Problem
What is needed is every line of the data that includes the word "true". Please copy each one.

Element data from apps and pages:
----------------------------------------

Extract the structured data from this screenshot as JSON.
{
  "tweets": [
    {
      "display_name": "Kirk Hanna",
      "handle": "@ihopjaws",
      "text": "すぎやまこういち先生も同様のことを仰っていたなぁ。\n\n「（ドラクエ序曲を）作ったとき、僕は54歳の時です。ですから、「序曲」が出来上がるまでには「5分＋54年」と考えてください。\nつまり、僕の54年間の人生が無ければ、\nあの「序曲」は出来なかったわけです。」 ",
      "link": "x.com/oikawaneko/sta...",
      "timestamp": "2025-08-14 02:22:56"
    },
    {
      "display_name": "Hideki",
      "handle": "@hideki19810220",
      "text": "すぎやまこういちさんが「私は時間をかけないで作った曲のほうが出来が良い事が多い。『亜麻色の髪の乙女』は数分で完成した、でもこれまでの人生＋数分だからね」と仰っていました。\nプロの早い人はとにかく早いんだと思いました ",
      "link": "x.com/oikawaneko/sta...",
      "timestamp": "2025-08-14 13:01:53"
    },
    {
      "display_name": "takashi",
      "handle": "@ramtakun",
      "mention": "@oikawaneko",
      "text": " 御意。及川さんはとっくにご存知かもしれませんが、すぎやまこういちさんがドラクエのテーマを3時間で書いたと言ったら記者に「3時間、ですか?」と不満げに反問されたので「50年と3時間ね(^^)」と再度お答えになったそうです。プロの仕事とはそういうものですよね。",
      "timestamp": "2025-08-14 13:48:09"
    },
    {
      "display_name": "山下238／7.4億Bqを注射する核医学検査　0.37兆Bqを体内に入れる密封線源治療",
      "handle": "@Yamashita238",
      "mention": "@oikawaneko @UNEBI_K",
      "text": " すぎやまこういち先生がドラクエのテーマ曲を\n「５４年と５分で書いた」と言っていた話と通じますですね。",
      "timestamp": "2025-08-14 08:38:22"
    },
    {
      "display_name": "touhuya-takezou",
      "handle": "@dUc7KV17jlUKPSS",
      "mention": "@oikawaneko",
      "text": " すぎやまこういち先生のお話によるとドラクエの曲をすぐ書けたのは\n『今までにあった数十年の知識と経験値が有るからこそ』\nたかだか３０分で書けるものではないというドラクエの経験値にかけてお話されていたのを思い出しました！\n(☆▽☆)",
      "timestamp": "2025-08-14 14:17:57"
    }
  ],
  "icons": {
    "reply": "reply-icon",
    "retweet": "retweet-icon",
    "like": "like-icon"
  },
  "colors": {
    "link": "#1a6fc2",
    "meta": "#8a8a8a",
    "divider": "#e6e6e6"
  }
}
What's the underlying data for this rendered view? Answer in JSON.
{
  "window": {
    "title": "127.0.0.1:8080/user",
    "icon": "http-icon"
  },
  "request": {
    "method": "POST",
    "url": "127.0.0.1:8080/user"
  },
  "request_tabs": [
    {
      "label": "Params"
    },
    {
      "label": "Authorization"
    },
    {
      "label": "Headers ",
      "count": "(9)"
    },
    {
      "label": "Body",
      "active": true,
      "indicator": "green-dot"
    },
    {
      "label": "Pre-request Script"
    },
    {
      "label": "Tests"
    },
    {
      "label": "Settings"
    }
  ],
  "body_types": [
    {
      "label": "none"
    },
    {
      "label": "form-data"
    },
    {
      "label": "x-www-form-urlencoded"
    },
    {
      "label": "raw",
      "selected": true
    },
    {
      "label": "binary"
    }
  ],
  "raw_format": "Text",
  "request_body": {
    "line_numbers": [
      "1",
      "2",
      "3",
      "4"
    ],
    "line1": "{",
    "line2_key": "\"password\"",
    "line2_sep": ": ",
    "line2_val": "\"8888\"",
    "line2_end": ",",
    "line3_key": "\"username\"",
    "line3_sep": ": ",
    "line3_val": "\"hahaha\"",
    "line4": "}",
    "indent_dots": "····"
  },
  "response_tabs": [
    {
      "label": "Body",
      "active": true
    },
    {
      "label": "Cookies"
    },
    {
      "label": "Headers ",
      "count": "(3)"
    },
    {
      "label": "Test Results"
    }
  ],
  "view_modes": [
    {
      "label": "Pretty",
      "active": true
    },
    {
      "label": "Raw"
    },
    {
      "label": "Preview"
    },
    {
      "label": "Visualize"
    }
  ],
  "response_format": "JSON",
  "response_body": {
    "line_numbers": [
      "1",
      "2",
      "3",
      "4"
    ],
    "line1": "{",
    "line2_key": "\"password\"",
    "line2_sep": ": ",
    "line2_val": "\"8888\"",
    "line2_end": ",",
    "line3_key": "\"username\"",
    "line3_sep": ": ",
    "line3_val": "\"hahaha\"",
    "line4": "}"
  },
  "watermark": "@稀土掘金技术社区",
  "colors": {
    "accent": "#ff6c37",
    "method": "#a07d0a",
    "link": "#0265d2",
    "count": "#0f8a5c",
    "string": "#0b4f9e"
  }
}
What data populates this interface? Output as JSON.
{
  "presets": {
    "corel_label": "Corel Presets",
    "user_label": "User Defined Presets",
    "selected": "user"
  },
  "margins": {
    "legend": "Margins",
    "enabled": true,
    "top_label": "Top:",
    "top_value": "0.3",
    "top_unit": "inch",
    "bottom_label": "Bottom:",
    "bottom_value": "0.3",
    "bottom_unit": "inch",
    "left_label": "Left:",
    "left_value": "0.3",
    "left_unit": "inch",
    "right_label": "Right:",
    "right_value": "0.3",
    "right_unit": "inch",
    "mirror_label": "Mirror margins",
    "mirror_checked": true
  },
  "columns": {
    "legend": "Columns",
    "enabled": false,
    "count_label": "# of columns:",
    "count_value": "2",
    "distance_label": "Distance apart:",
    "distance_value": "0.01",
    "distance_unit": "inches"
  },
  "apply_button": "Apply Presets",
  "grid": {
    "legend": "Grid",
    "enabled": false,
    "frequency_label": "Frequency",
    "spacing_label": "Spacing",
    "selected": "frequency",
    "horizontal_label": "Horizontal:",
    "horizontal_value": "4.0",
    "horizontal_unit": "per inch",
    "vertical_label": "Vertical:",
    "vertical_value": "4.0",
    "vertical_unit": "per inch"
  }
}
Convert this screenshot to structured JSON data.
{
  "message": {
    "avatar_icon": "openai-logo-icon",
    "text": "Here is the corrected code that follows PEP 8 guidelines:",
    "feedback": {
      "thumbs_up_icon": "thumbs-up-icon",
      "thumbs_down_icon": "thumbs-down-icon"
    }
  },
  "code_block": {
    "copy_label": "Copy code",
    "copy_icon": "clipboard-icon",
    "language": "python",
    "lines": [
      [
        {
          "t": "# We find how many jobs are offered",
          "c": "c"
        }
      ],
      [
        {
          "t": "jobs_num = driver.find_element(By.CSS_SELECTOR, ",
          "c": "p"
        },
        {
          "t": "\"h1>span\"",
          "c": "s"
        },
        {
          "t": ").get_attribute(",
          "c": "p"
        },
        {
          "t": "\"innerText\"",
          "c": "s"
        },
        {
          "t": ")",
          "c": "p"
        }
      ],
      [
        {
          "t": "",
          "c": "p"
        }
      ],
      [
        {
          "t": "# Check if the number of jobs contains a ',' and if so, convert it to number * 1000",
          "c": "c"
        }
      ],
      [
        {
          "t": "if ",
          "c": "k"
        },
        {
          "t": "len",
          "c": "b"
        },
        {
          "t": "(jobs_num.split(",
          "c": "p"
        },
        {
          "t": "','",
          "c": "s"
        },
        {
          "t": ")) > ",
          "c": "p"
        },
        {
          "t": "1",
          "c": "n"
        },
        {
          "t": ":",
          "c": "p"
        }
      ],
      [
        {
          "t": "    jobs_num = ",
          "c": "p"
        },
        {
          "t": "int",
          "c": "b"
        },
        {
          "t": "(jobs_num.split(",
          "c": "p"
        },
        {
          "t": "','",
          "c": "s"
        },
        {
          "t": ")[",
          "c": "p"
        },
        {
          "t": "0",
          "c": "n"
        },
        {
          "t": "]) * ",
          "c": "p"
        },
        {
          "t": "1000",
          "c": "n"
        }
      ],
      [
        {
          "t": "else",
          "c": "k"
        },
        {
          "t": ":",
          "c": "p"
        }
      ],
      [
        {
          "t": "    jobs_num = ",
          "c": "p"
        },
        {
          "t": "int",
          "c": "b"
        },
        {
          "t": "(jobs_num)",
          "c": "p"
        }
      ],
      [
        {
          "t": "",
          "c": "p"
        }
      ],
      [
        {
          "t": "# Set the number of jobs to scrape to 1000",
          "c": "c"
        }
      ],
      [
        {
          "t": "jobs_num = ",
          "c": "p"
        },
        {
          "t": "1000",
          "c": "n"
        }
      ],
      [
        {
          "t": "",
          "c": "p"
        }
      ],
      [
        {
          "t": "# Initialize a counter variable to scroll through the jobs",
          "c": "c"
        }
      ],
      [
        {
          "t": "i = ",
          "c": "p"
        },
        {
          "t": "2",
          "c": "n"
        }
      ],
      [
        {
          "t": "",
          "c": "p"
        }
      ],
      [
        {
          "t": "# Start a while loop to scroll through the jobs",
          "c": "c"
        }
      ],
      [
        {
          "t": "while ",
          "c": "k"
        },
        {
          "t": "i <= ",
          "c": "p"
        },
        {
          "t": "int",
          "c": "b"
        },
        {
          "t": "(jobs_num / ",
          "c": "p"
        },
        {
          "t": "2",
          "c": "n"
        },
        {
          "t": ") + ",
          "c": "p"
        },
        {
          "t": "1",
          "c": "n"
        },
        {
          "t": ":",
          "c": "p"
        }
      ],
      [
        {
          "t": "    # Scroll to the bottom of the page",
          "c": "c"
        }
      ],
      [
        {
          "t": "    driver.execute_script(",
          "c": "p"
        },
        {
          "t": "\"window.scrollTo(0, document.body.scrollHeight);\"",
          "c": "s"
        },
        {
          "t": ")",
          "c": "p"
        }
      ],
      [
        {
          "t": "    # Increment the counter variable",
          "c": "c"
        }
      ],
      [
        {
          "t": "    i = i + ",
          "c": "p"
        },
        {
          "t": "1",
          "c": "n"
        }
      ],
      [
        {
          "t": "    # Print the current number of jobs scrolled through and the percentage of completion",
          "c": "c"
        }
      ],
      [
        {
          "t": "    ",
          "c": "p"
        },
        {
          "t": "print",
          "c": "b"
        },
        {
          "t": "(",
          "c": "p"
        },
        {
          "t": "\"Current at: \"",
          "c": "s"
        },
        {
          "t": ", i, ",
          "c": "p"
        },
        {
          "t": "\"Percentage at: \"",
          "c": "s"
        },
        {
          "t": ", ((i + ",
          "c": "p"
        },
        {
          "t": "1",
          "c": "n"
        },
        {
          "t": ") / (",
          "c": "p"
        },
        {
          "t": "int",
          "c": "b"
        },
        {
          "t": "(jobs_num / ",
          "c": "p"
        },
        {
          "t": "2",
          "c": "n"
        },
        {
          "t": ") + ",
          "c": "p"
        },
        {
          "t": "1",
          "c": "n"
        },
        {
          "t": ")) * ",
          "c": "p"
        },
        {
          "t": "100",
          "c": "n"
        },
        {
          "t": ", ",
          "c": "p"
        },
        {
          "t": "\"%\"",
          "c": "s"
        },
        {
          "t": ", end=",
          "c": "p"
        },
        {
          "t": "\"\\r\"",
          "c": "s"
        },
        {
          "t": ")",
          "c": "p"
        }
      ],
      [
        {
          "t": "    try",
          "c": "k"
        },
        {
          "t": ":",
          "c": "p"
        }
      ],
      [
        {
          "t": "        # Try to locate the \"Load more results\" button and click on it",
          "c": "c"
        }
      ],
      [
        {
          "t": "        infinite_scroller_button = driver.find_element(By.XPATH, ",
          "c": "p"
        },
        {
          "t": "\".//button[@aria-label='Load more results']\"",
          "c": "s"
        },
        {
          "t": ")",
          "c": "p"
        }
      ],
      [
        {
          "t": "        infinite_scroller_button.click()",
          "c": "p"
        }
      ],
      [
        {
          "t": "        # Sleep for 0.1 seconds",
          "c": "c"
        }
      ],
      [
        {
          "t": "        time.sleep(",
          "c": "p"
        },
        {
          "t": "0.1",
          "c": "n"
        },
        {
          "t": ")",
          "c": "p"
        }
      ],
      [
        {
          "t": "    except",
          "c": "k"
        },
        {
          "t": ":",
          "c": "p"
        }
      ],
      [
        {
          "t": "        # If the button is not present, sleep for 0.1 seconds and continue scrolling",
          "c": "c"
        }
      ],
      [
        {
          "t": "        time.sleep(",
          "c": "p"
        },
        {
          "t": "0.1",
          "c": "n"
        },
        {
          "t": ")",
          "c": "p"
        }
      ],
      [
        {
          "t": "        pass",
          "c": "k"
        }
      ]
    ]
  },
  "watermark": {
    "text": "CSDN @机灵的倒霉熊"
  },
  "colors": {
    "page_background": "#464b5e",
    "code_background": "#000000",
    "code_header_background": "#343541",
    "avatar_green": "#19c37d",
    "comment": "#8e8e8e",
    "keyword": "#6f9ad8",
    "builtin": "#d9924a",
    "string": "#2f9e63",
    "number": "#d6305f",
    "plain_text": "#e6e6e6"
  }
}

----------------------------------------

Response to this exercise
      "active": true,
      "selected": true
      "active": true
      "active": true
    "enabled": true,
    "mirror_checked": true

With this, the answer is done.